About the Critiquer

Janice Hardy is the award-winning author of the teen fantasy trilogy The Healing Wars, including The ShifterBlue Fire, and Darkfall from Balzer+Bray/Harper Collins. The Shifter, was chosen for the 2014 list of "Ten Books All Young Georgians Should Read" from the Georgia Center for the Book. It was also shortlisted for the Waterstones Children's Book Prize (2011), and The Truman Award (2011). She also writes the Grace Harper urban fantasy series for adults under the name, J.T. Hardy.

She's the founder of Fiction University and has written multiple books on writing, including Understanding Show, Don't Tell (And Really Getting It)Plotting Your Novel: Ideas and Structureand the Revising Your Novel: First Draft to Finished Draft series. 
Website | Facebook | Twitter | Pinterest Goodreads | Amazon | Barnes & Noble | iTunes | Indie Bound

6 comments:

  1. This has a lot going for it, in seeing the characters start to work toward their understanding, and managing the images of fire. I also think it's a real challenge to make this work.
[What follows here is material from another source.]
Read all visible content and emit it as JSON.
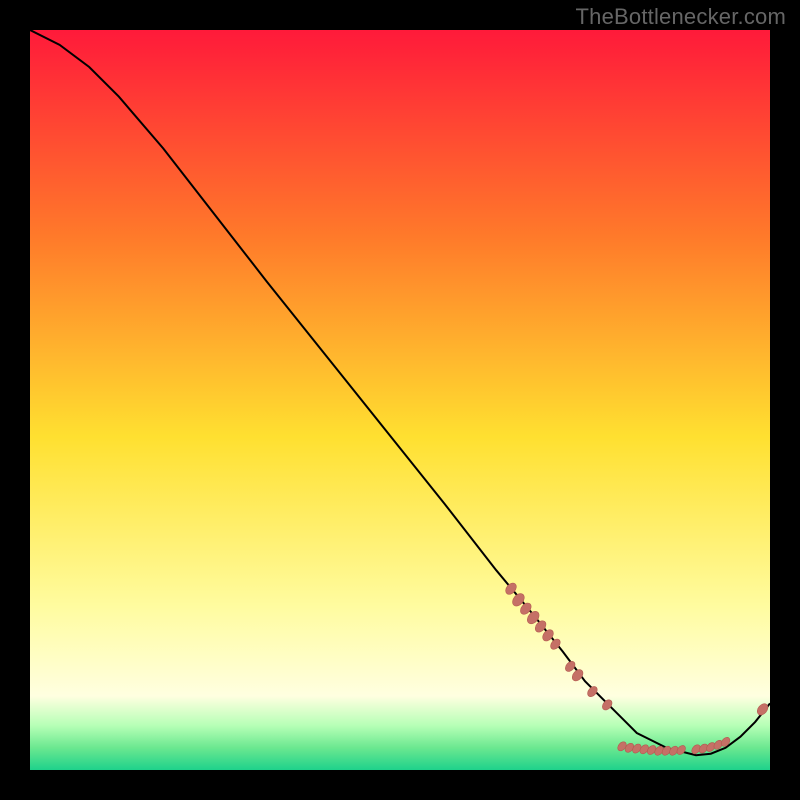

    The story is simply the combination of the couple and the explosion. That's a powerful concept, but the disconnection between them is outside what normally makes a story work: getting to know characters, seeing choices made, watching those choices affect their lives and understanding that a decision like that really could save or ruin lives. Here the disconnection and unfairness is the point.

    One approach might be to very slightly thread the war into their conversation. He could be trying not to mention that he might have to enter the army soon, or she might hint she's hoping the country surrenders and lets the losing war end (she'd be very afraid to say that out loud, considering the period). If you found just the right delicate touch to hint at that while their own story was happening, the war coming to them would have a more particular meaning for the story, based on how you hinted it and balanced it with the rest. Of course there's nothing the couple does that changes their fate, but showing his reluctant willingness to fight or someone's wishing for a way out would set up the idea of being trapped.

    Another idea might be to put this in a shorter form. Choose moments of description and dialog that tell the story in its essential, most evocative elements. That quicker pace would show that the story isn't trying to draw us as deep into the moment (though each moment is vivid, and the sense of how much story "space between them" there is lets us fill in the gaps), and that it's really making a point and moving quickly on to its end. That might also give it a more stylized Japanese feel.

    Meanwhile, I second all of Janice's points, especially about "telling" someone's reaction rather than bringing it to life before us. This story needs to pull us along (whether it's quickly or not), so it doesn't have room for a description that holds us back at a distance.

    Those are a couple of directions you might explore this. It's a powerful concept, and it's also a challenging one that's a real test of how well you can master your writing tools. I hope you keep experimenting to see how good you can really make this. Good luck!

    ReplyDelete
    Replies
    1. Your ideas and suggestions are very helpful particularly blending the thread of war in the conversation. It will enhance the impact of the story and express the tragedy of the situation.

      Delete
  2. Yippee, a flash fiction review.

    I have read several flash fiction anthologies. Most stories have no conflict. They are scene snippets or a philosophical observation of some type.

    In this story, it is possible there is a philosophical observation - despite one's dream and hopes, God or fate will intervene in an unexpected manner.

    I love the "The question of love was not worth considering" sentence. It would make a great opening line.

    Thanks.


    ReplyDelete
  3. To the Author - conflicts are almost a mandatory requirement for crime/mystery stories. Here are three examples for study:
    Short Sentence - Parker Bilal
    The Spy's Bedside Book - Graham Greene
    Little Tales of Misogyny - Patricia Highsmith

    ReplyDelete